PROBLEM DETAILS: Could you copy out every line of the data where the word "Producers" occurs?

RECORDS TO PROCESS:
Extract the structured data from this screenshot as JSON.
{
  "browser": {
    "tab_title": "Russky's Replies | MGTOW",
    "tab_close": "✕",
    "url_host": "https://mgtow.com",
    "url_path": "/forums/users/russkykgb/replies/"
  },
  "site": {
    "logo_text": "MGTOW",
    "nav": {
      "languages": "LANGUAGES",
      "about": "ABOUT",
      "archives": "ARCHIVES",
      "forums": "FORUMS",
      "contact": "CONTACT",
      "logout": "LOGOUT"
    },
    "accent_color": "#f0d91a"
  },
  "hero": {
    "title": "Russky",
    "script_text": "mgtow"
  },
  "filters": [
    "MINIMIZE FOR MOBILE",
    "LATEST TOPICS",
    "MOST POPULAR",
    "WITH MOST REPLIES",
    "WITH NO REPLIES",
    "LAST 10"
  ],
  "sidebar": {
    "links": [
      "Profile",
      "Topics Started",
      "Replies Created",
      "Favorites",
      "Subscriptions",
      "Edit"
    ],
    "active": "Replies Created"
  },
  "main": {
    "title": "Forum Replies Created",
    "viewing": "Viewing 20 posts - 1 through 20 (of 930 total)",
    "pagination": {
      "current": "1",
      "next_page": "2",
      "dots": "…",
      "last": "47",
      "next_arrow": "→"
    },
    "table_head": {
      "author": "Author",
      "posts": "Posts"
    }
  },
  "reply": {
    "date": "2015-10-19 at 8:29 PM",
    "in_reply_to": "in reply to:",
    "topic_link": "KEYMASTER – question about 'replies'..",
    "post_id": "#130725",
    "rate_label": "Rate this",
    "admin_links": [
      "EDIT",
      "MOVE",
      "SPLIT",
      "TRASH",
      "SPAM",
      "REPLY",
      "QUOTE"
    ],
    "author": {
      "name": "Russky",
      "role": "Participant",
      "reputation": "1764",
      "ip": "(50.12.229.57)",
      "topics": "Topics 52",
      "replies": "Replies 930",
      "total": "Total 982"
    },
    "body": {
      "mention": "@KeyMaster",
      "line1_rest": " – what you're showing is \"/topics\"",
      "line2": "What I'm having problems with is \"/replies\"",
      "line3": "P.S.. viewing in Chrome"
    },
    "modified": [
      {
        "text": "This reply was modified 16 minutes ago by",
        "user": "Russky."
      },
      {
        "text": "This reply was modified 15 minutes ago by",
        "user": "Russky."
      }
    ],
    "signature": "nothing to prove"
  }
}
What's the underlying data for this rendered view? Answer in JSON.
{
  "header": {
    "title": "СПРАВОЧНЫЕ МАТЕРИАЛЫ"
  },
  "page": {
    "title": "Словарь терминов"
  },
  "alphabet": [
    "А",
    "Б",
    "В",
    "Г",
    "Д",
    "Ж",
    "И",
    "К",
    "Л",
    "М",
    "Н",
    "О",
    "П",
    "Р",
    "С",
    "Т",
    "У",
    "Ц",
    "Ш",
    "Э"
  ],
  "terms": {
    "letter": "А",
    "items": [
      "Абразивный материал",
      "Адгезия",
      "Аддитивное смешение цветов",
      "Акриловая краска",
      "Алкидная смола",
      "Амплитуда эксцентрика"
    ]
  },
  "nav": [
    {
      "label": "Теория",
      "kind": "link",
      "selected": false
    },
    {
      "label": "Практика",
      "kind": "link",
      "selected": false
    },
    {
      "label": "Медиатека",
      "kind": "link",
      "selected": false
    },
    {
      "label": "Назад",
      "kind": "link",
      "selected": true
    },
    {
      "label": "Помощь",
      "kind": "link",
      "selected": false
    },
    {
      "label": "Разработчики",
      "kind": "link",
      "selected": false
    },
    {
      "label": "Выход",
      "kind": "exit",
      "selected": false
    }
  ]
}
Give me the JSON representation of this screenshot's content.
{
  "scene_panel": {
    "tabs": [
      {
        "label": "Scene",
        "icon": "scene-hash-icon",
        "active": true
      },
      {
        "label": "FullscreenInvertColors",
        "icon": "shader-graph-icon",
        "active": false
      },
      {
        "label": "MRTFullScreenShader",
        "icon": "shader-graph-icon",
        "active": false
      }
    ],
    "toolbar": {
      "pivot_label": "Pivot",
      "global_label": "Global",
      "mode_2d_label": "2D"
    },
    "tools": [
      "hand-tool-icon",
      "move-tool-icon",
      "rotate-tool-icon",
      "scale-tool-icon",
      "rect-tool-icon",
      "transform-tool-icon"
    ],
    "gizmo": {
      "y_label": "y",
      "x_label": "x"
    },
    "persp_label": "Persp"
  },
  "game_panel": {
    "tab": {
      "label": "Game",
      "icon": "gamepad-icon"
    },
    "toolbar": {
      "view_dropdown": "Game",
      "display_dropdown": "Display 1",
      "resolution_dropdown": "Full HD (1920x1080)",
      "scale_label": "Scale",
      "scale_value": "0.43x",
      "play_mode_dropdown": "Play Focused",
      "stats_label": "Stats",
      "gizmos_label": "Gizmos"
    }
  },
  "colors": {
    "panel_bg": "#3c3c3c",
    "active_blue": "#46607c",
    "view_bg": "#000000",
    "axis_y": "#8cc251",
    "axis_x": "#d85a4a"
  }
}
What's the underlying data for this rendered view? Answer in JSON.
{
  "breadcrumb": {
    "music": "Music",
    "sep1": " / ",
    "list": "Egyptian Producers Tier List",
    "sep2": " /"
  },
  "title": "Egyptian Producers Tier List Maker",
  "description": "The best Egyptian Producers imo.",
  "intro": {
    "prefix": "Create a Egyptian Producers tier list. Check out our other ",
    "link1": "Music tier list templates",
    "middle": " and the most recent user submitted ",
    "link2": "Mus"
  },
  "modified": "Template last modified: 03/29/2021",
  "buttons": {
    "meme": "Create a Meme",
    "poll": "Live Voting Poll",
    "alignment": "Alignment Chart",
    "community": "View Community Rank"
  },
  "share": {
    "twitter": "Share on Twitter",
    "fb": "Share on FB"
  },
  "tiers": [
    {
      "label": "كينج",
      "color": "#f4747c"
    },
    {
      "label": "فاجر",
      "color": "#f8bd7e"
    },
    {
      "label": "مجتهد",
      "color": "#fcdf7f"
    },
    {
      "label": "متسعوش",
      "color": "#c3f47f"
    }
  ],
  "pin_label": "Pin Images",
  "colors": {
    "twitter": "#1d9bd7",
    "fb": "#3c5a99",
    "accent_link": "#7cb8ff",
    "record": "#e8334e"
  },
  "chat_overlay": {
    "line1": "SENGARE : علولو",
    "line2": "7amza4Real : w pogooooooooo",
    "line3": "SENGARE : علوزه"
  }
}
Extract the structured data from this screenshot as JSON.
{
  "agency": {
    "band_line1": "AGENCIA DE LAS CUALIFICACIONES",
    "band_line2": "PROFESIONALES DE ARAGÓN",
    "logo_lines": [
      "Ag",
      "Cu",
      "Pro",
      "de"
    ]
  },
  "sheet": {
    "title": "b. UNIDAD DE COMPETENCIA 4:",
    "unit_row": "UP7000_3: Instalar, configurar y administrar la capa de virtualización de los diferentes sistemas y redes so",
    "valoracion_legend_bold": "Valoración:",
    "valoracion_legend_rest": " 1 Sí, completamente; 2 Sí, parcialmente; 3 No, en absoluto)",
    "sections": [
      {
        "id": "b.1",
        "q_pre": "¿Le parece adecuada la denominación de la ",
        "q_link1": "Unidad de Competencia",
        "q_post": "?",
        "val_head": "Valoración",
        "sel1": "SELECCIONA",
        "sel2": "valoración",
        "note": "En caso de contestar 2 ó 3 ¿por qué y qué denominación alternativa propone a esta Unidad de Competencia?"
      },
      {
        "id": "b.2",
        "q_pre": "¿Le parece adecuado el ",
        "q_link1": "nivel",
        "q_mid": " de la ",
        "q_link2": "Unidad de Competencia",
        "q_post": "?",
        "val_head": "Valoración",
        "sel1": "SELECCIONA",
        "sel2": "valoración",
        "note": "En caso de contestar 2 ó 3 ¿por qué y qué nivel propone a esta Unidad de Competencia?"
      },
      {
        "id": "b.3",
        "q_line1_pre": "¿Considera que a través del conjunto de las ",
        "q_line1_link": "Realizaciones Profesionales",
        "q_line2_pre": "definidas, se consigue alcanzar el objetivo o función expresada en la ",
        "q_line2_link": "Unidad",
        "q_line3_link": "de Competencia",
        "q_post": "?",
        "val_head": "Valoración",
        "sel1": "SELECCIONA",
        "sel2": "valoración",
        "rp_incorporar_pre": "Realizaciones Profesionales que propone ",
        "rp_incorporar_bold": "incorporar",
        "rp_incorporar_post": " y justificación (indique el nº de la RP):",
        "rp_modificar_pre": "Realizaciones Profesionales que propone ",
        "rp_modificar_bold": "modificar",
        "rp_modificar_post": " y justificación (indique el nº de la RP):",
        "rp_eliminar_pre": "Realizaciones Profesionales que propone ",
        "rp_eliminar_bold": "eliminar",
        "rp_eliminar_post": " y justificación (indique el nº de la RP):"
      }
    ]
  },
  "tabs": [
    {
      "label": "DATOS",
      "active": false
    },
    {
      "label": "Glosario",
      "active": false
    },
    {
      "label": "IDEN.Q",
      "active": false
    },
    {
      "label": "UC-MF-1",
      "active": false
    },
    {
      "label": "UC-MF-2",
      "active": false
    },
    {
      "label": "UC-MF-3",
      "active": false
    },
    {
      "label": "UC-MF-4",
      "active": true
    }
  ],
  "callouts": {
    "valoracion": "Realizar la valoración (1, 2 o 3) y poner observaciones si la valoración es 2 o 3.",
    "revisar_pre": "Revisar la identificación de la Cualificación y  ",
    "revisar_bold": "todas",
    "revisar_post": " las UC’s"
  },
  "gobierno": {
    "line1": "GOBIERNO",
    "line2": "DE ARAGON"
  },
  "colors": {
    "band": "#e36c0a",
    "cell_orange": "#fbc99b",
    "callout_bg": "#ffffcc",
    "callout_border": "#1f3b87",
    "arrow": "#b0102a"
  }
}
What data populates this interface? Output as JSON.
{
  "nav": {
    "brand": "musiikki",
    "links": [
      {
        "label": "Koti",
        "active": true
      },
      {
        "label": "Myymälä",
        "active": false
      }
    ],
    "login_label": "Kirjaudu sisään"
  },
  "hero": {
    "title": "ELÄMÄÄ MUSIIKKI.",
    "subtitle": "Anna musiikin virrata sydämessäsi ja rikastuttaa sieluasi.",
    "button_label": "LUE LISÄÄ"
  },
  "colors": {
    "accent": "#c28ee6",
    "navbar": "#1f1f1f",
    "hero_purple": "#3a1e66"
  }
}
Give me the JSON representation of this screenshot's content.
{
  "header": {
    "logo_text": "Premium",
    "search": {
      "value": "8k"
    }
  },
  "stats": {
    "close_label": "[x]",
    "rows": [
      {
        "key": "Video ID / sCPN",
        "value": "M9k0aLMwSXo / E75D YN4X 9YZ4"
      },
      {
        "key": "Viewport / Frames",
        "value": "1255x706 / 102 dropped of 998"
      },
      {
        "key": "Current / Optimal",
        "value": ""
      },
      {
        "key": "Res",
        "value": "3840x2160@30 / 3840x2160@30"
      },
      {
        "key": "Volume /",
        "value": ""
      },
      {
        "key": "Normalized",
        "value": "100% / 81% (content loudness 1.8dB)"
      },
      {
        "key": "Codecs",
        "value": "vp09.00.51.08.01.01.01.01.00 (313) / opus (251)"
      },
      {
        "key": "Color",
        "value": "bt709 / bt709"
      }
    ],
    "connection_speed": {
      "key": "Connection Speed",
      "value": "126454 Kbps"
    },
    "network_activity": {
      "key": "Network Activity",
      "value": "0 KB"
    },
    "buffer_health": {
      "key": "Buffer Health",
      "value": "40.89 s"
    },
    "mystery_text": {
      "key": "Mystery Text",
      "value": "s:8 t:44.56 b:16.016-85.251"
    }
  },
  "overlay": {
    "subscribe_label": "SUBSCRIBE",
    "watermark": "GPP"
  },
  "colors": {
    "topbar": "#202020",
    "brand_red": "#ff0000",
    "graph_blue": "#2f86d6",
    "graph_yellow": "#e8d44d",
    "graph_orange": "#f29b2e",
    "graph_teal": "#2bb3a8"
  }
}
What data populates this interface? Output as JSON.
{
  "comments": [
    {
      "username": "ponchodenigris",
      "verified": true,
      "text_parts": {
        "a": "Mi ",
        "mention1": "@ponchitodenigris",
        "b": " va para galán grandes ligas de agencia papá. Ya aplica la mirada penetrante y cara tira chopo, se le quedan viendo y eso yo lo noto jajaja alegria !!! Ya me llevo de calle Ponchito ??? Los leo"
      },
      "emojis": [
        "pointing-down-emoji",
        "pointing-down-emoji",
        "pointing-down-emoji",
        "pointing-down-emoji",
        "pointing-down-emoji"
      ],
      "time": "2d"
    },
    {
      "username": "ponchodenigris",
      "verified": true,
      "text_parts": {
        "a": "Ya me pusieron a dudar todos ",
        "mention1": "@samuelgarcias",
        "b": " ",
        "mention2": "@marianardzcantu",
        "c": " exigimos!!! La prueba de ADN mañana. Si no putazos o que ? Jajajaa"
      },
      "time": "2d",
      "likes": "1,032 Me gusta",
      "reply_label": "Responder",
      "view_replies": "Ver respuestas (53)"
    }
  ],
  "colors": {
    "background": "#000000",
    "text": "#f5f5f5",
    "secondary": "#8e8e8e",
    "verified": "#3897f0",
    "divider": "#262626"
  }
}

ANSWER TO THIS EXERCISE:
    "list": "Egyptian Producers Tier List",
  "title": "Egyptian Producers Tier List Maker",
  "description": "The best Egyptian Producers imo.",
    "prefix": "Create a Egyptian Producers tier list. Check out our other ",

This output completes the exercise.